The National Institute of Family and Life Advocates (NIFLA) claims California's Reproductive FACT Act forces the centers to send a message that directly contradicts their anti-abortion message, violating the First Amendment's right to free speech.

California argues the law, which the Ninth Circuit Court of Appeals refused to block, is the most effective way to ensure that women quickly obtain the information and services they need.

Read more here.


Bill Gates invest $100 million in Alzheimer's research

Bill Gates will invest $100 million toward fighting Alzheimer's, the billionaire Microsoft co-founder announced Monday.

Half of the $100 million, from Gates's personal fund, will go toward the Dementia Discovery Fund and the rest will go toward start-up ventures working in Alzheimer's research.

"We've seen scientific innovation turn once-guaranteed killers like HIV into chronic illnesses that can be held in check with medication. I believe we can do the same (or better) with Alzheimer's," Gates said in a blog post on his website.

Read more here.


Trump finalizes opioid testing rule for transportation workers

The Trump administration has finalized a rule requiring opioid testing for certain transportation workers.

The new regulation, issued Monday, will apply to railroad engineers, pilots, air traffic controllers, truck drivers and any other employees who are subject to federal drug and alcohol testing regulations.

"The opioid crisis is a threat to public safety when it involves safety-sensitive employees involved in the operation of any kind of vehicle or transport," said Transportation Secretary Elaine ChaoElaine Lan ChaoTrump, first lady attend special Supreme Court ceremony for Kavanaugh 5 ways Democrats can turn the House win into future success Overnight Energy: Groups want Senate to probe Interior watchdog controversy | Puerto Rico eyes plan for 100 percent clean energy | Dems say Congress already rejected part of EPA car emissions plan MORE in a statement.

Up until now, the Department of Transportation (DOT) has only administered a five-panel drug test, which includes marijuana, cocaine and PCP, for safety-sensitive transportation workers.

The agency's decades-old drug testing panel does not include prescription painkillers and opioids, misuse of which has skyrocketed in the country in recent years.
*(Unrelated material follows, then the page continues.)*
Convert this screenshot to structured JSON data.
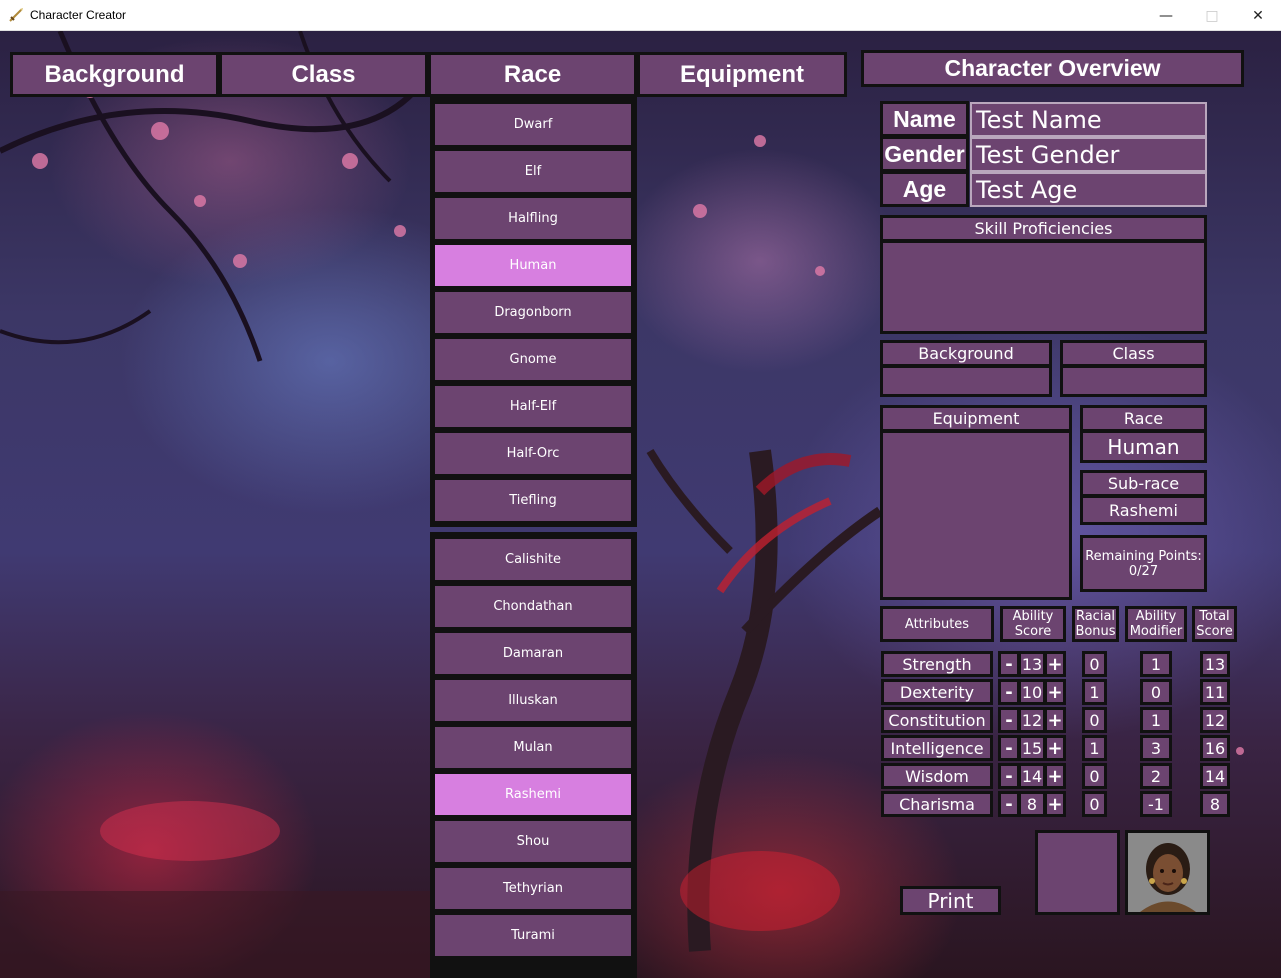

Two maintenance workers who were struck and killed by an Amtrak train last year while working on the track tested positive for cocaine and oxycodone.

Read more here.


New group advocates for $45B to fight opioid epidemic

Advocates from around the country are working to pressure lawmakers to provide billions of dollars in funding to address the opioid epidemic.

The funding aspect of the opioid epidemic has particularly frustrated Democratic lawmakers and some advocates. Last month, President Trump declared the opioid epidemic a national public health emergency, but the move didn't unlock millions of dollars, and Trump did not include a funding request to Congress.

The newly formed Opioid Network has a number of requests aimed at curbing the opioid crisis, such as $45 billion over 10 years, the passage of a bipartisan insurance market stabilization bill and no cuts to Medicaid, the health insurance program for low-income and disabled Americans.

Read more here.


The Hill event

Join The Hill on Thursday, November 16, for Preparing for a Treatment: Managing and Delivering an Alzheimer's Breakthrough featuring LEAD Coalition Executive Director Ian Kremer and Daisy Duarte, caregiver and clinical trial participant with UsAgainstAlzheimer's. Our conversation will explore the latest developments in Alzheimer's research and how ready the American health industry might be for a major medical breakthrough. RSVP Here


Op-eds in The Hill

Elderly Americans shouldn't expect a friend in Trump's HHS pick

Paying monthly for insurance but never getting to 'use' it is the ideal situation


What we're reading

Trump health agency challenges consensus on reducing costs (The New York Times)

GOP senators seek to 'gut' ACA via state waivers (Modern Healthcare)

This insurer doesn't play by the ACA's rules. The GOP sees it as the future (Stat)


State by state

The healthiest state in the country has some of the steepest premiums (FiveThirtyEight.com)

Illinois officials overhaul health care enrollment (The Pantagraph)

Here's why states struggle to enroll people in ObamaCare this year (Stateline)